Problem to work on: Here are some records; copy every line that holds the word "description".

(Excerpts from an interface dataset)
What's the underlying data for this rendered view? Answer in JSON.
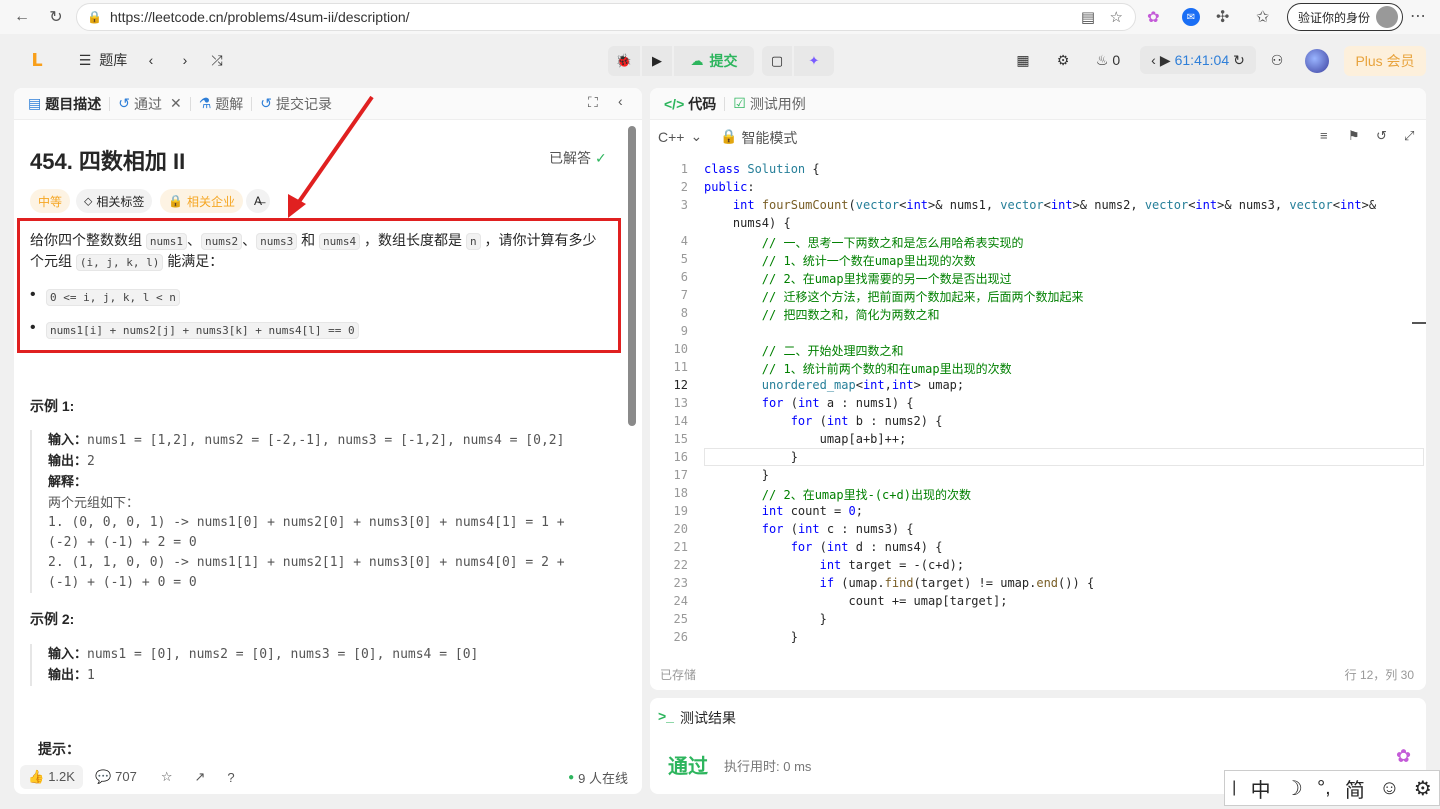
{
  "browser": {
    "url": "https://leetcode.cn/problems/4sum-ii/description/",
    "verify_label": "验证你的身份"
  },
  "nav": {
    "problem_list_label": "题库",
    "submit_label": "提交",
    "streak_count": "0",
    "timer": "61:41:04",
    "plus_label": "Plus 会员"
  },
  "left_tabs": {
    "description": "题目描述",
    "passed": "通过",
    "solutions": "题解",
    "submissions": "提交记录"
  },
  "problem": {
    "title": "454. 四数相加 II",
    "status": "已解答",
    "difficulty": "中等",
    "tags_label": "相关标签",
    "companies_label": "相关企业",
    "desc_p1_a": "给你四个整数数组 ",
    "nums1": "nums1",
    "sep1": "、",
    "nums2": "nums2",
    "sep2": "、",
    "nums3": "nums3",
    "and_text": " 和 ",
    "nums4": "nums4",
    "desc_p1_b": " ，数组长度都是 ",
    "n": "n",
    "desc_p1_c": " ，请你计算有多少",
    "desc_p2_a": "个元组 ",
    "tuple": "(i, j, k, l)",
    "desc_p2_b": " 能满足：",
    "bullet1": "0 <= i, j, k, l < n",
    "bullet2": "nums1[i] + nums2[j] + nums3[k] + nums4[l] == 0",
    "example1_title": "示例 1:",
    "ex1_input_label": "输入：",
    "ex1_input": "nums1 = [1,2], nums2 = [-2,-1], nums3 = [-1,2], nums4 = [0,2]",
    "ex1_output_label": "输出：",
    "ex1_output": "2",
    "ex1_explain_label": "解释：",
    "ex1_line1": "两个元组如下：",
    "ex1_line2": "1. (0, 0, 0, 1) -> nums1[0] + nums2[0] + nums3[0] + nums4[1] = 1 +",
    "ex1_line3": "(-2) + (-1) + 2 = 0",
    "ex1_line4": "2. (1, 1, 0, 0) -> nums1[1] + nums2[1] + nums3[0] + nums4[0] = 2 +",
    "ex1_line5": "(-1) + (-1) + 0 = 0",
    "example2_title": "示例 2:",
    "ex2_input_label": "输入：",
    "ex2_input": "nums1 = [0], nums2 = [0], nums3 = [0], nums4 = [0]",
    "ex2_output_label": "输出：",
    "ex2_output": "1",
    "hint_title": "提示："
  },
  "left_footer": {
    "likes": "1.2K",
    "comments": "707",
    "online": "9 人在线"
  },
  "editor": {
    "tab_code": "代码",
    "tab_testcase": "测试用例",
    "language": "C++",
    "mode": "智能模式",
    "saved": "已存储",
    "position": "行 12，列 30",
    "lines": [
      "1",
      "2",
      "3",
      "",
      "4",
      "5",
      "6",
      "7",
      "8",
      "9",
      "10",
      "11",
      "12",
      "13",
      "14",
      "15",
      "16",
      "17",
      "18",
      "19",
      "20",
      "21",
      "22",
      "23",
      "24",
      "25",
      "26"
    ]
  },
  "results": {
    "title": "测试结果",
    "status": "通过",
    "runtime": "执行用时: 0 ms"
  },
  "ime": {
    "zh": "中",
    "simplified": "简"
  }
}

Completed exercise:
    "url": "https://leetcode.cn/problems/4sum-ii/description/",
    "description": "题目描述",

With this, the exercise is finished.